Exercise: In the records below, pick out all lines containing the word "title".

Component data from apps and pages
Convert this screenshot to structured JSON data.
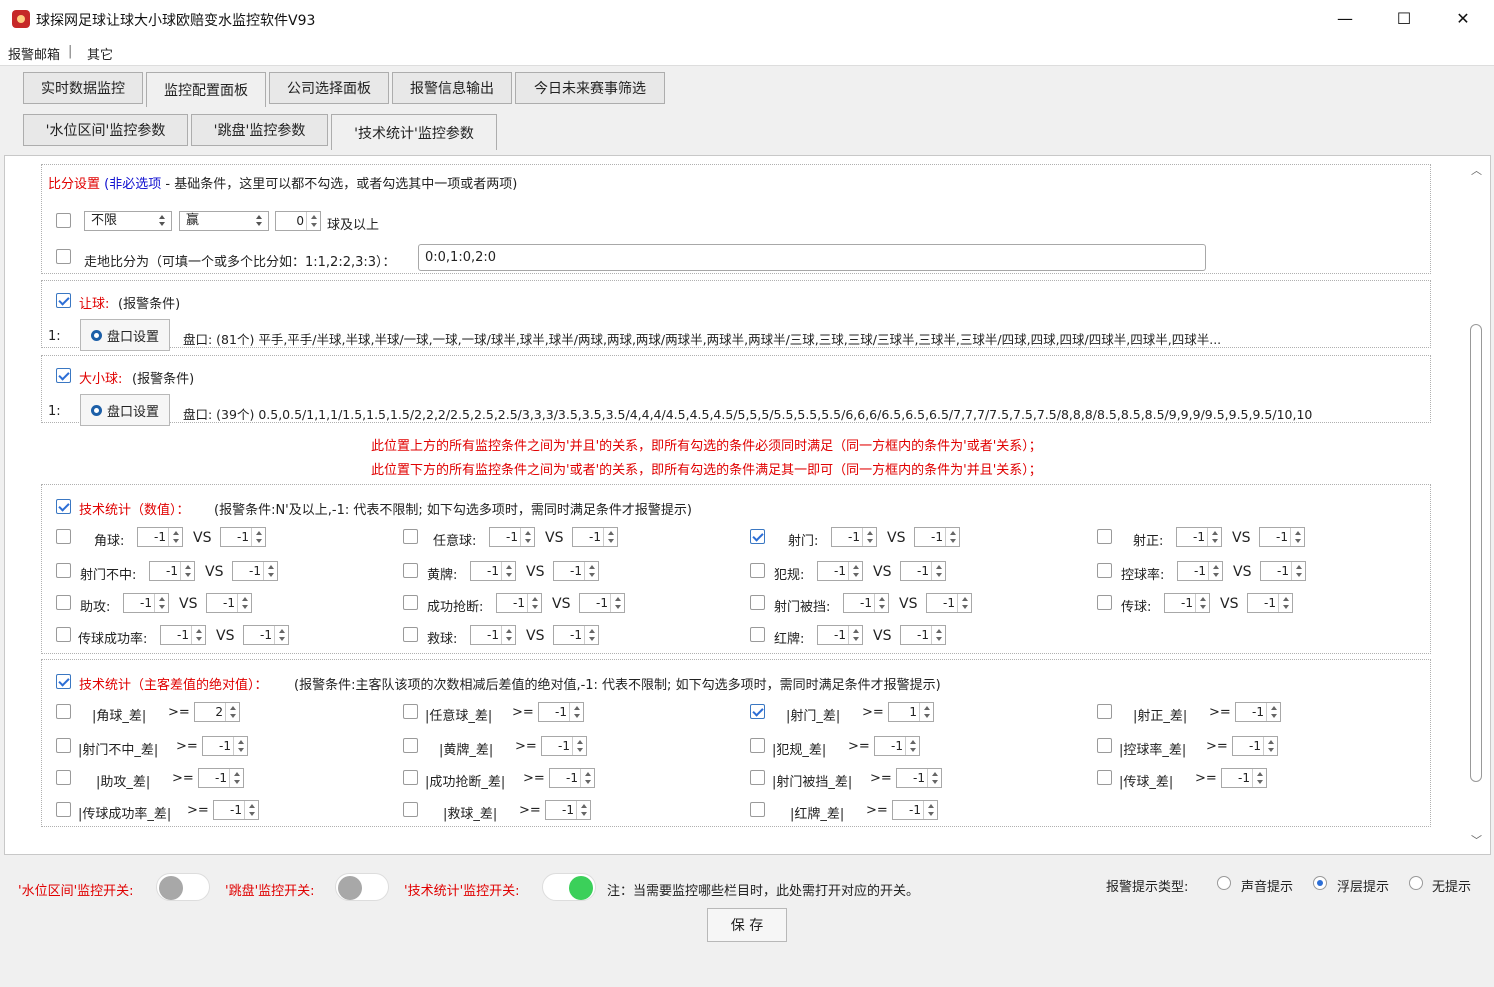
{
  "window": {
    "title": "球探网足球让球大小球欧赔变水监控软件V93",
    "min": "—",
    "max": "☐",
    "close": "✕"
  },
  "menu": [
    "报警邮箱",
    "|",
    "其它"
  ],
  "tabs": [
    "实时数据监控",
    "监控配置面板",
    "公司选择面板",
    "报警信息输出",
    "今日未来赛事筛选"
  ],
  "subtabs": [
    "'水位区间'监控参数",
    "'跳盘'监控参数",
    "'技术统计'监控参数"
  ],
  "score": {
    "title": "比分设置",
    "optional": "(非必选项",
    "desc": "- 基础条件，这里可以都不勾选，或者勾选其中一项或者两项)",
    "combo1": "不限",
    "combo2": "赢",
    "spin": "0",
    "suffix": "球及以上",
    "walk_label": "走地比分为（可填一个或多个比分如：1:1,2:2,3:3）：",
    "walk_value": "0:0,1:0,2:0"
  },
  "handicap": {
    "label": "让球:",
    "note": "(报警条件)",
    "row_no": "1:",
    "btn": "盘口设置",
    "text": "盘口: (81个) 平手,平手/半球,半球,半球/一球,一球,一球/球半,球半,球半/两球,两球,两球/两球半,两球半,两球半/三球,三球,三球/三球半,三球半,三球半/四球,四球,四球/四球半,四球半,四球半..."
  },
  "overunder": {
    "label": "大小球:",
    "note": "(报警条件)",
    "row_no": "1:",
    "btn": "盘口设置",
    "text": "盘口: (39个) 0.5,0.5/1,1,1/1.5,1.5,1.5/2,2,2/2.5,2.5,2.5/3,3,3/3.5,3.5,3.5/4,4,4/4.5,4.5,4.5/5,5,5/5.5,5.5,5.5/6,6,6/6.5,6.5,6.5/7,7,7/7.5,7.5,7.5/8,8,8/8.5,8.5,8.5/9,9,9/9.5,9.5,9.5/10,10"
  },
  "notes": [
    "此位置上方的所有监控条件之间为'并且'的关系，即所有勾选的条件必须同时满足（同一方框内的条件为'或者'关系）；",
    "此位置下方的所有监控条件之间为'或者'的关系，即所有勾选的条件满足其一即可（同一方框内的条件为'并且'关系）；"
  ],
  "tech": {
    "title": "技术统计（数值）：",
    "desc": "(报警条件:N'及以上,-1: 代表不限制; 如下勾选多项时，需同时满足条件才报警提示)",
    "vs": "VS",
    "items": [
      {
        "label": "角球:",
        "a": "-1",
        "b": "-1",
        "checked": false
      },
      {
        "label": "任意球:",
        "a": "-1",
        "b": "-1",
        "checked": false
      },
      {
        "label": "射门:",
        "a": "-1",
        "b": "-1",
        "checked": true
      },
      {
        "label": "射正:",
        "a": "-1",
        "b": "-1",
        "checked": false
      },
      {
        "label": "射门不中:",
        "a": "-1",
        "b": "-1",
        "checked": false
      },
      {
        "label": "黄牌:",
        "a": "-1",
        "b": "-1",
        "checked": false
      },
      {
        "label": "犯规:",
        "a": "-1",
        "b": "-1",
        "checked": false
      },
      {
        "label": "控球率:",
        "a": "-1",
        "b": "-1",
        "checked": false
      },
      {
        "label": "助攻:",
        "a": "-1",
        "b": "-1",
        "checked": false
      },
      {
        "label": "成功抢断:",
        "a": "-1",
        "b": "-1",
        "checked": false
      },
      {
        "label": "射门被挡:",
        "a": "-1",
        "b": "-1",
        "checked": false
      },
      {
        "label": "传球:",
        "a": "-1",
        "b": "-1",
        "checked": false
      },
      {
        "label": "传球成功率:",
        "a": "-1",
        "b": "-1",
        "checked": false
      },
      {
        "label": "救球:",
        "a": "-1",
        "b": "-1",
        "checked": false
      },
      {
        "label": "红牌:",
        "a": "-1",
        "b": "-1",
        "checked": false
      }
    ]
  },
  "diff": {
    "title": "技术统计（主客差值的绝对值）：",
    "desc": "(报警条件:主客队该项的次数相减后差值的绝对值,-1: 代表不限制; 如下勾选多项时，需同时满足条件才报警提示)",
    "ge": ">=",
    "items": [
      {
        "label": "|角球_差|",
        "v": "2",
        "checked": false
      },
      {
        "label": "|任意球_差|",
        "v": "-1",
        "checked": false
      },
      {
        "label": "|射门_差|",
        "v": "1",
        "checked": true
      },
      {
        "label": "|射正_差|",
        "v": "-1",
        "checked": false
      },
      {
        "label": "|射门不中_差|",
        "v": "-1",
        "checked": false
      },
      {
        "label": "|黄牌_差|",
        "v": "-1",
        "checked": false
      },
      {
        "label": "|犯规_差|",
        "v": "-1",
        "checked": false
      },
      {
        "label": "|控球率_差|",
        "v": "-1",
        "checked": false
      },
      {
        "label": "|助攻_差|",
        "v": "-1",
        "checked": false
      },
      {
        "label": "|成功抢断_差|",
        "v": "-1",
        "checked": false
      },
      {
        "label": "|射门被挡_差|",
        "v": "-1",
        "checked": false
      },
      {
        "label": "|传球_差|",
        "v": "-1",
        "checked": false
      },
      {
        "label": "|传球成功率_差|",
        "v": "-1",
        "checked": false
      },
      {
        "label": "|救球_差|",
        "v": "-1",
        "checked": false
      },
      {
        "label": "|红牌_差|",
        "v": "-1",
        "checked": false
      }
    ]
  },
  "bottom": {
    "sw1": "'水位区间'监控开关:",
    "sw2": "'跳盘'监控开关:",
    "sw3": "'技术统计'监控开关:",
    "note": "注：当需要监控哪些栏目时，此处需打开对应的开关。",
    "alert_type": "报警提示类型:",
    "r1": "声音提示",
    "r2": "浮层提示",
    "r3": "无提示",
    "save": "保 存"
  }
}
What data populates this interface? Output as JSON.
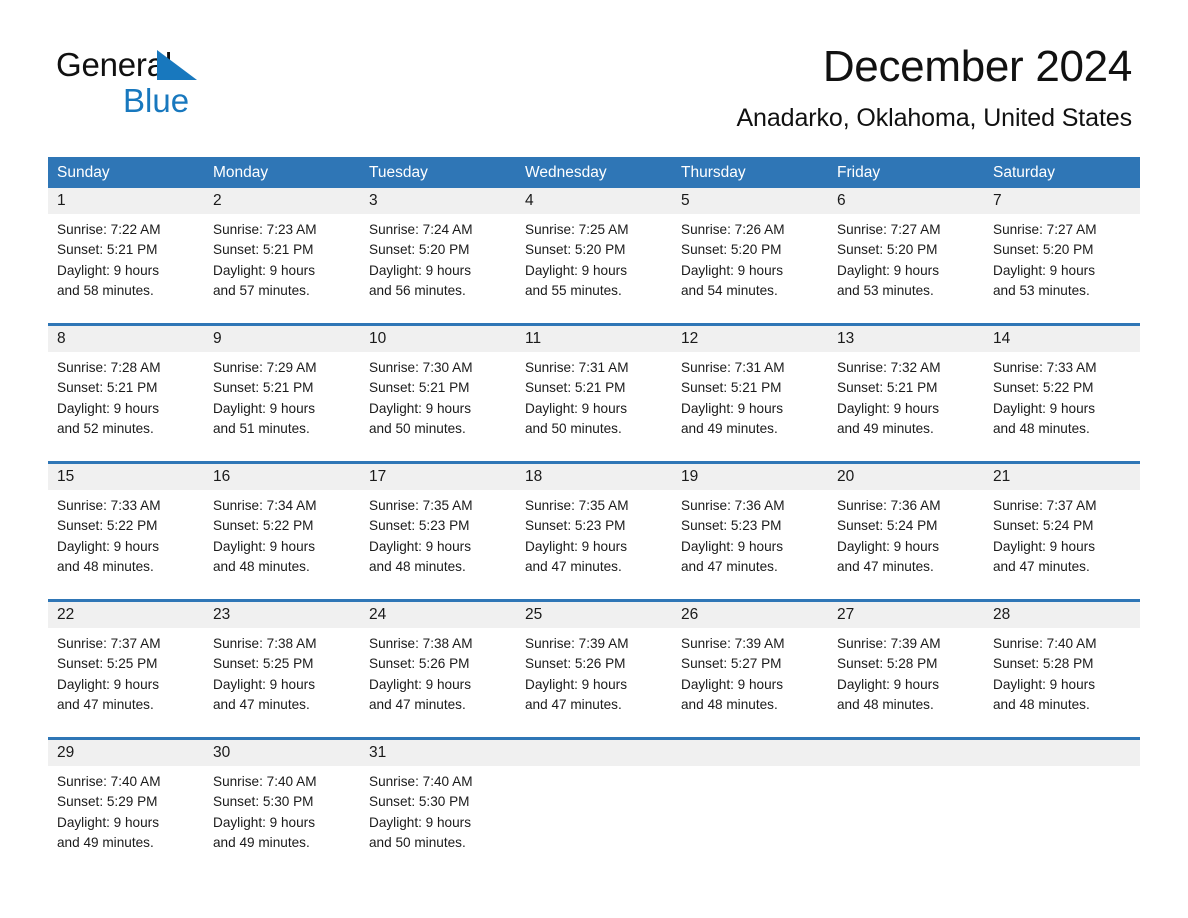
{
  "logo": {
    "word1": "General",
    "word2": "Blue",
    "triangle_color": "#1878be"
  },
  "header": {
    "title": "December 2024",
    "location": "Anadarko, Oklahoma, United States"
  },
  "theme": {
    "header_blue": "#2f76b6",
    "daynum_band": "#f0f0f0",
    "text": "#1a1a1a",
    "white": "#ffffff"
  },
  "weekdays": [
    "Sunday",
    "Monday",
    "Tuesday",
    "Wednesday",
    "Thursday",
    "Friday",
    "Saturday"
  ],
  "weeks": [
    {
      "days": [
        {
          "num": "1",
          "sunrise": "Sunrise: 7:22 AM",
          "sunset": "Sunset: 5:21 PM",
          "daylight1": "Daylight: 9 hours",
          "daylight2": "and 58 minutes."
        },
        {
          "num": "2",
          "sunrise": "Sunrise: 7:23 AM",
          "sunset": "Sunset: 5:21 PM",
          "daylight1": "Daylight: 9 hours",
          "daylight2": "and 57 minutes."
        },
        {
          "num": "3",
          "sunrise": "Sunrise: 7:24 AM",
          "sunset": "Sunset: 5:20 PM",
          "daylight1": "Daylight: 9 hours",
          "daylight2": "and 56 minutes."
        },
        {
          "num": "4",
          "sunrise": "Sunrise: 7:25 AM",
          "sunset": "Sunset: 5:20 PM",
          "daylight1": "Daylight: 9 hours",
          "daylight2": "and 55 minutes."
        },
        {
          "num": "5",
          "sunrise": "Sunrise: 7:26 AM",
          "sunset": "Sunset: 5:20 PM",
          "daylight1": "Daylight: 9 hours",
          "daylight2": "and 54 minutes."
        },
        {
          "num": "6",
          "sunrise": "Sunrise: 7:27 AM",
          "sunset": "Sunset: 5:20 PM",
          "daylight1": "Daylight: 9 hours",
          "daylight2": "and 53 minutes."
        },
        {
          "num": "7",
          "sunrise": "Sunrise: 7:27 AM",
          "sunset": "Sunset: 5:20 PM",
          "daylight1": "Daylight: 9 hours",
          "daylight2": "and 53 minutes."
        }
      ]
    },
    {
      "days": [
        {
          "num": "8",
          "sunrise": "Sunrise: 7:28 AM",
          "sunset": "Sunset: 5:21 PM",
          "daylight1": "Daylight: 9 hours",
          "daylight2": "and 52 minutes."
        },
        {
          "num": "9",
          "sunrise": "Sunrise: 7:29 AM",
          "sunset": "Sunset: 5:21 PM",
          "daylight1": "Daylight: 9 hours",
          "daylight2": "and 51 minutes."
        },
        {
          "num": "10",
          "sunrise": "Sunrise: 7:30 AM",
          "sunset": "Sunset: 5:21 PM",
          "daylight1": "Daylight: 9 hours",
          "daylight2": "and 50 minutes."
        },
        {
          "num": "11",
          "sunrise": "Sunrise: 7:31 AM",
          "sunset": "Sunset: 5:21 PM",
          "daylight1": "Daylight: 9 hours",
          "daylight2": "and 50 minutes."
        },
        {
          "num": "12",
          "sunrise": "Sunrise: 7:31 AM",
          "sunset": "Sunset: 5:21 PM",
          "daylight1": "Daylight: 9 hours",
          "daylight2": "and 49 minutes."
        },
        {
          "num": "13",
          "sunrise": "Sunrise: 7:32 AM",
          "sunset": "Sunset: 5:21 PM",
          "daylight1": "Daylight: 9 hours",
          "daylight2": "and 49 minutes."
        },
        {
          "num": "14",
          "sunrise": "Sunrise: 7:33 AM",
          "sunset": "Sunset: 5:22 PM",
          "daylight1": "Daylight: 9 hours",
          "daylight2": "and 48 minutes."
        }
      ]
    },
    {
      "days": [
        {
          "num": "15",
          "sunrise": "Sunrise: 7:33 AM",
          "sunset": "Sunset: 5:22 PM",
          "daylight1": "Daylight: 9 hours",
          "daylight2": "and 48 minutes."
        },
        {
          "num": "16",
          "sunrise": "Sunrise: 7:34 AM",
          "sunset": "Sunset: 5:22 PM",
          "daylight1": "Daylight: 9 hours",
          "daylight2": "and 48 minutes."
        },
        {
          "num": "17",
          "sunrise": "Sunrise: 7:35 AM",
          "sunset": "Sunset: 5:23 PM",
          "daylight1": "Daylight: 9 hours",
          "daylight2": "and 48 minutes."
        },
        {
          "num": "18",
          "sunrise": "Sunrise: 7:35 AM",
          "sunset": "Sunset: 5:23 PM",
          "daylight1": "Daylight: 9 hours",
          "daylight2": "and 47 minutes."
        },
        {
          "num": "19",
          "sunrise": "Sunrise: 7:36 AM",
          "sunset": "Sunset: 5:23 PM",
          "daylight1": "Daylight: 9 hours",
          "daylight2": "and 47 minutes."
        },
        {
          "num": "20",
          "sunrise": "Sunrise: 7:36 AM",
          "sunset": "Sunset: 5:24 PM",
          "daylight1": "Daylight: 9 hours",
          "daylight2": "and 47 minutes."
        },
        {
          "num": "21",
          "sunrise": "Sunrise: 7:37 AM",
          "sunset": "Sunset: 5:24 PM",
          "daylight1": "Daylight: 9 hours",
          "daylight2": "and 47 minutes."
        }
      ]
    },
    {
      "days": [
        {
          "num": "22",
          "sunrise": "Sunrise: 7:37 AM",
          "sunset": "Sunset: 5:25 PM",
          "daylight1": "Daylight: 9 hours",
          "daylight2": "and 47 minutes."
        },
        {
          "num": "23",
          "sunrise": "Sunrise: 7:38 AM",
          "sunset": "Sunset: 5:25 PM",
          "daylight1": "Daylight: 9 hours",
          "daylight2": "and 47 minutes."
        },
        {
          "num": "24",
          "sunrise": "Sunrise: 7:38 AM",
          "sunset": "Sunset: 5:26 PM",
          "daylight1": "Daylight: 9 hours",
          "daylight2": "and 47 minutes."
        },
        {
          "num": "25",
          "sunrise": "Sunrise: 7:39 AM",
          "sunset": "Sunset: 5:26 PM",
          "daylight1": "Daylight: 9 hours",
          "daylight2": "and 47 minutes."
        },
        {
          "num": "26",
          "sunrise": "Sunrise: 7:39 AM",
          "sunset": "Sunset: 5:27 PM",
          "daylight1": "Daylight: 9 hours",
          "daylight2": "and 48 minutes."
        },
        {
          "num": "27",
          "sunrise": "Sunrise: 7:39 AM",
          "sunset": "Sunset: 5:28 PM",
          "daylight1": "Daylight: 9 hours",
          "daylight2": "and 48 minutes."
        },
        {
          "num": "28",
          "sunrise": "Sunrise: 7:40 AM",
          "sunset": "Sunset: 5:28 PM",
          "daylight1": "Daylight: 9 hours",
          "daylight2": "and 48 minutes."
        }
      ]
    },
    {
      "days": [
        {
          "num": "29",
          "sunrise": "Sunrise: 7:40 AM",
          "sunset": "Sunset: 5:29 PM",
          "daylight1": "Daylight: 9 hours",
          "daylight2": "and 49 minutes."
        },
        {
          "num": "30",
          "sunrise": "Sunrise: 7:40 AM",
          "sunset": "Sunset: 5:30 PM",
          "daylight1": "Daylight: 9 hours",
          "daylight2": "and 49 minutes."
        },
        {
          "num": "31",
          "sunrise": "Sunrise: 7:40 AM",
          "sunset": "Sunset: 5:30 PM",
          "daylight1": "Daylight: 9 hours",
          "daylight2": "and 50 minutes."
        },
        {
          "num": "",
          "sunrise": "",
          "sunset": "",
          "daylight1": "",
          "daylight2": ""
        },
        {
          "num": "",
          "sunrise": "",
          "sunset": "",
          "daylight1": "",
          "daylight2": ""
        },
        {
          "num": "",
          "sunrise": "",
          "sunset": "",
          "daylight1": "",
          "daylight2": ""
        },
        {
          "num": "",
          "sunrise": "",
          "sunset": "",
          "daylight1": "",
          "daylight2": ""
        }
      ]
    }
  ]
}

Solution for this task:
    "title": "球探网足球让球大小球欧赔变水监控软件V93",
    "title": "比分设置",
    "title": "技术统计（数值）：",
    "title": "技术统计（主客差值的绝对值）：",
    "title": "December 2024",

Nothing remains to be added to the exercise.